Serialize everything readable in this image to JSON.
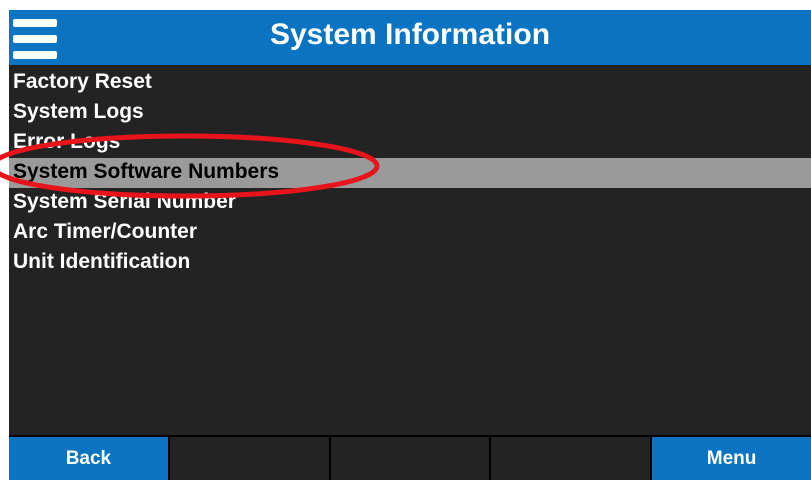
{
  "header": {
    "title": "System Information",
    "menu_icon": "hamburger-menu-icon"
  },
  "menu": {
    "items": [
      {
        "label": "Factory Reset",
        "selected": false
      },
      {
        "label": "System Logs",
        "selected": false
      },
      {
        "label": "Error Logs",
        "selected": false
      },
      {
        "label": "System Software Numbers",
        "selected": true
      },
      {
        "label": "System Serial Number",
        "selected": false
      },
      {
        "label": "Arc Timer/Counter",
        "selected": false
      },
      {
        "label": "Unit Identification",
        "selected": false
      }
    ]
  },
  "footer": {
    "back_label": "Back",
    "menu_label": "Menu"
  },
  "colors": {
    "header_blue": "#0a74c2",
    "background": "#232323",
    "selected_row": "#9a9a9a",
    "annotation_ellipse": "#e8141b"
  }
}
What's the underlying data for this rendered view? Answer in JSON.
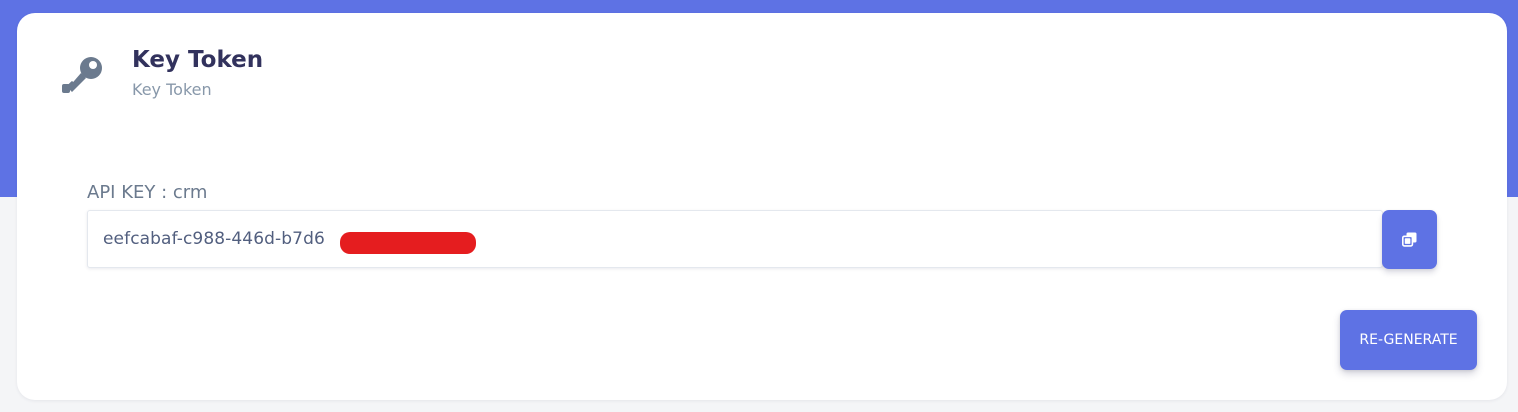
{
  "colors": {
    "accent": "#5e72e4",
    "card_background": "#ffffff",
    "page_background": "#f4f5f7",
    "redaction": "#e51d1f"
  },
  "header": {
    "icon": "key-icon",
    "title": "Key Token",
    "subtitle": "Key Token"
  },
  "api_key": {
    "label": "API KEY : crm",
    "value": "eefcabaf-c988-446d-b7d6",
    "copy_icon": "copy-icon"
  },
  "actions": {
    "regenerate_label": "RE-GENERATE"
  }
}
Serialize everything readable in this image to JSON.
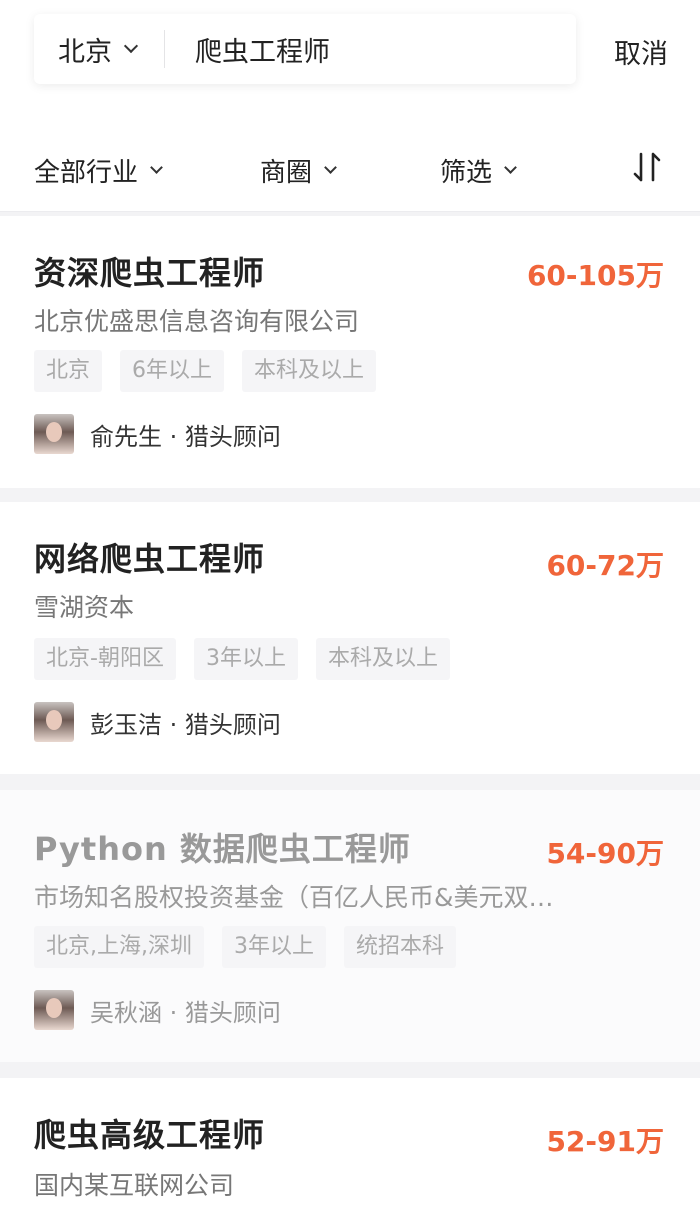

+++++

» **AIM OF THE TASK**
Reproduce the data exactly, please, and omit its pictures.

» **FINISHED EXERCISE**
Serialize everything readable in this image to JSON.
{
  "header": {
    "title": "System Information",
    "menu_icon": "hamburger-menu-icon"
  },
  "menu": {
    "items": [
      {
        "label": "Factory Reset",
        "selected": false
      },
      {
        "label": "System Logs",
        "selected": false
      },
      {
        "label": "Error Logs",
        "selected": false
      },
      {
        "label": "System Software Numbers",
        "selected": true
      },
      {
        "label": "System Serial Number",
        "selected": false
      },
      {
        "label": "Arc Timer/Counter",
        "selected": false
      },
      {
        "label": "Unit Identification",
        "selected": false
      }
    ]
  },
  "footer": {
    "back_label": "Back",
    "menu_label": "Menu"
  },
  "colors": {
    "header_blue": "#0a74c2",
    "background": "#232323",
    "selected_row": "#9a9a9a",
    "annotation_ellipse": "#e8141b"
  }
}
What's the underlying data for this rendered view? Answer in JSON.
{
  "colors": {
    "accent": "#5e72e4",
    "card_background": "#ffffff",
    "page_background": "#f4f5f7",
    "redaction": "#e51d1f"
  },
  "header": {
    "icon": "key-icon",
    "title": "Key Token",
    "subtitle": "Key Token"
  },
  "api_key": {
    "label": "API KEY : crm",
    "value": "eefcabaf-c988-446d-b7d6",
    "copy_icon": "copy-icon"
  },
  "actions": {
    "regenerate_label": "RE-GENERATE"
  }
}
Serialize everything readable in this image to JSON.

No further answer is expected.